BEGIN MATERIAL FOR THIS EXERCISE

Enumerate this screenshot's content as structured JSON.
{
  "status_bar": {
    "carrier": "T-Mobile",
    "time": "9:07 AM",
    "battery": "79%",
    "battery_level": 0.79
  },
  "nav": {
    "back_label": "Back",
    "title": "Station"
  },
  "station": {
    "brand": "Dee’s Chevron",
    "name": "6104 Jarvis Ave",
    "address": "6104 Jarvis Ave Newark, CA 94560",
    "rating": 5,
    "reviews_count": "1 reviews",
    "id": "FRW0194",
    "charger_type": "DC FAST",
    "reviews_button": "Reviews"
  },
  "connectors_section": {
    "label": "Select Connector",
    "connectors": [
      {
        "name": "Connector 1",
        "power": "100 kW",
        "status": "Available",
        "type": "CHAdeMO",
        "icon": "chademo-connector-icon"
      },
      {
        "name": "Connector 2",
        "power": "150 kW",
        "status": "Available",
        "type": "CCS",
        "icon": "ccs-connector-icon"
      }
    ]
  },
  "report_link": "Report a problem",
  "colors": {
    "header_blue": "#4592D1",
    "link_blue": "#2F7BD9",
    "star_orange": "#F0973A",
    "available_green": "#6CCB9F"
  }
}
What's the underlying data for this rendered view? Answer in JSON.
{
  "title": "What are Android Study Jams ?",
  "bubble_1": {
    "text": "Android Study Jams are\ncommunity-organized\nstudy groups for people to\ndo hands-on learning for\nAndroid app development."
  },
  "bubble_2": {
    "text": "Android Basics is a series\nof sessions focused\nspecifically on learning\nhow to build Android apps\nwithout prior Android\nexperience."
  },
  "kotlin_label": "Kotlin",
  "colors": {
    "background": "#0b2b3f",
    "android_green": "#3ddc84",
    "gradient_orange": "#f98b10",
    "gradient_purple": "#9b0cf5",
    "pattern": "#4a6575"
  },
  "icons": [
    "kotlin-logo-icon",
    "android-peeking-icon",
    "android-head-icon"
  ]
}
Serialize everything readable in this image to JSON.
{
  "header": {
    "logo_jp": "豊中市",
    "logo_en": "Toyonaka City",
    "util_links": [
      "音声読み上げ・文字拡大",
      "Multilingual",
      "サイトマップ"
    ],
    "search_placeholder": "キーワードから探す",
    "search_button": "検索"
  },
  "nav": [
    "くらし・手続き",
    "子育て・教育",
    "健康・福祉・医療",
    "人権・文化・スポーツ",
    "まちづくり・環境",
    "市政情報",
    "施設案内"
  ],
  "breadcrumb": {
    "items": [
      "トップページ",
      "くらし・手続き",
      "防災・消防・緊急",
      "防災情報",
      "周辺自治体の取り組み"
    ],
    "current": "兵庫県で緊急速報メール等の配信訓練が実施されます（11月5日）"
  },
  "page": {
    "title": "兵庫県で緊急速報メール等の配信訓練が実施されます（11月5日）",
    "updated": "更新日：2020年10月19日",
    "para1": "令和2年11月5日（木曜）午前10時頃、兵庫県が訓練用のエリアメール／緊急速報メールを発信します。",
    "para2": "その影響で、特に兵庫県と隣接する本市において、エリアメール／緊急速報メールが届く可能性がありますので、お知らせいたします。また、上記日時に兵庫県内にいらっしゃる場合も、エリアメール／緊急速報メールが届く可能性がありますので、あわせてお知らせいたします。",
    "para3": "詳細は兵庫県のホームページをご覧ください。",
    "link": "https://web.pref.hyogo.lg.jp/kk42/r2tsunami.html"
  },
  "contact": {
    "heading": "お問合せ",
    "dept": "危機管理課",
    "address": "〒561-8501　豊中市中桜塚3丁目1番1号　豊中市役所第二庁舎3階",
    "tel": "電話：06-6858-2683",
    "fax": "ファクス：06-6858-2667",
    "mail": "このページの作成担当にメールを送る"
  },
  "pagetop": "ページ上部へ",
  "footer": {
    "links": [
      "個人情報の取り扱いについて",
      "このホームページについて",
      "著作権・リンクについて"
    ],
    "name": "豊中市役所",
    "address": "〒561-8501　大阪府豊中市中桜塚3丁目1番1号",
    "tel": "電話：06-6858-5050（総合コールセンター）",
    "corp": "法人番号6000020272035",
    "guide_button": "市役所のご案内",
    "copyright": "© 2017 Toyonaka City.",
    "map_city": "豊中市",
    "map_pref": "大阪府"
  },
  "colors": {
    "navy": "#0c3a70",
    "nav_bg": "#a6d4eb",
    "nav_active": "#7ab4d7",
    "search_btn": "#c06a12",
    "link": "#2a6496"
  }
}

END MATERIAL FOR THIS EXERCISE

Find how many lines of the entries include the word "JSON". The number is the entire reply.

3